Data entries
⟨

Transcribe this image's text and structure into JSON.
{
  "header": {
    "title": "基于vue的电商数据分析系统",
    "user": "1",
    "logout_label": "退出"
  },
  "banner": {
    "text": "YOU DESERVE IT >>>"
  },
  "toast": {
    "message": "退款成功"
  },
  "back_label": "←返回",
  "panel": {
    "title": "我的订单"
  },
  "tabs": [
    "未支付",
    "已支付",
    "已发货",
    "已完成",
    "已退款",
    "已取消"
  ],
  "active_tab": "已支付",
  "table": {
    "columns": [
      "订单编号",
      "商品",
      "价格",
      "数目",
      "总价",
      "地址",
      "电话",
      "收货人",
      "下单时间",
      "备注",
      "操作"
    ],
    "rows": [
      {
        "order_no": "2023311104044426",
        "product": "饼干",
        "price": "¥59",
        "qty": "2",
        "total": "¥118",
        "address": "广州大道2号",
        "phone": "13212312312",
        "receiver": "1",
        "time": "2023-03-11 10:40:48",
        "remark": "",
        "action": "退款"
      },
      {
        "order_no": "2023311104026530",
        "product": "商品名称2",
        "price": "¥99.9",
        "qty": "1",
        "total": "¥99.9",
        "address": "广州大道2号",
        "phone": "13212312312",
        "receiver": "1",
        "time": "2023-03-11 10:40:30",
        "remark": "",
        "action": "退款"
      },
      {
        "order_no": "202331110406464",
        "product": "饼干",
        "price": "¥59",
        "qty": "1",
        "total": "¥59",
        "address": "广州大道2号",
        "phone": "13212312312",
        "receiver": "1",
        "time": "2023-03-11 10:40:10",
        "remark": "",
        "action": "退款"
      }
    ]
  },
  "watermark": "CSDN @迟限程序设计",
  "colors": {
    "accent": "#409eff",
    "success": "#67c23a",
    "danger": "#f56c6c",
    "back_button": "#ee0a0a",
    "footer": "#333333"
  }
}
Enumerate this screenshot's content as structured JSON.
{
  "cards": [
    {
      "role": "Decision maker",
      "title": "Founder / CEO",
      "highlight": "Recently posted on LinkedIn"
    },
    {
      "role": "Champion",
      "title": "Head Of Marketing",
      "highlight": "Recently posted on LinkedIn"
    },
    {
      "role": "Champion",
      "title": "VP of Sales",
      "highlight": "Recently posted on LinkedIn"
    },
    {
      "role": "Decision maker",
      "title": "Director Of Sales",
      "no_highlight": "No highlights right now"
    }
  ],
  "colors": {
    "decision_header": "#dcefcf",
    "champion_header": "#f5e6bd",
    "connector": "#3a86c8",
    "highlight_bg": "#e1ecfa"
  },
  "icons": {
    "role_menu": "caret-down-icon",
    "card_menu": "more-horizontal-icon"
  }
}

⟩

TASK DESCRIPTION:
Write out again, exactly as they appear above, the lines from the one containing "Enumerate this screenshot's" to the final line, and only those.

RESPONSE AREA:
Enumerate this screenshot's content as structured JSON.
{
  "cards": [
    {
      "role": "Decision maker",
      "title": "Founder / CEO",
      "highlight": "Recently posted on LinkedIn"
    },
    {
      "role": "Champion",
      "title": "Head Of Marketing",
      "highlight": "Recently posted on LinkedIn"
    },
    {
      "role": "Champion",
      "title": "VP of Sales",
      "highlight": "Recently posted on LinkedIn"
    },
    {
      "role": "Decision maker",
      "title": "Director Of Sales",
      "no_highlight": "No highlights right now"
    }
  ],
  "colors": {
    "decision_header": "#dcefcf",
    "champion_header": "#f5e6bd",
    "connector": "#3a86c8",
    "highlight_bg": "#e1ecfa"
  },
  "icons": {
    "role_menu": "caret-down-icon",
    "card_menu": "more-horizontal-icon"
  }
}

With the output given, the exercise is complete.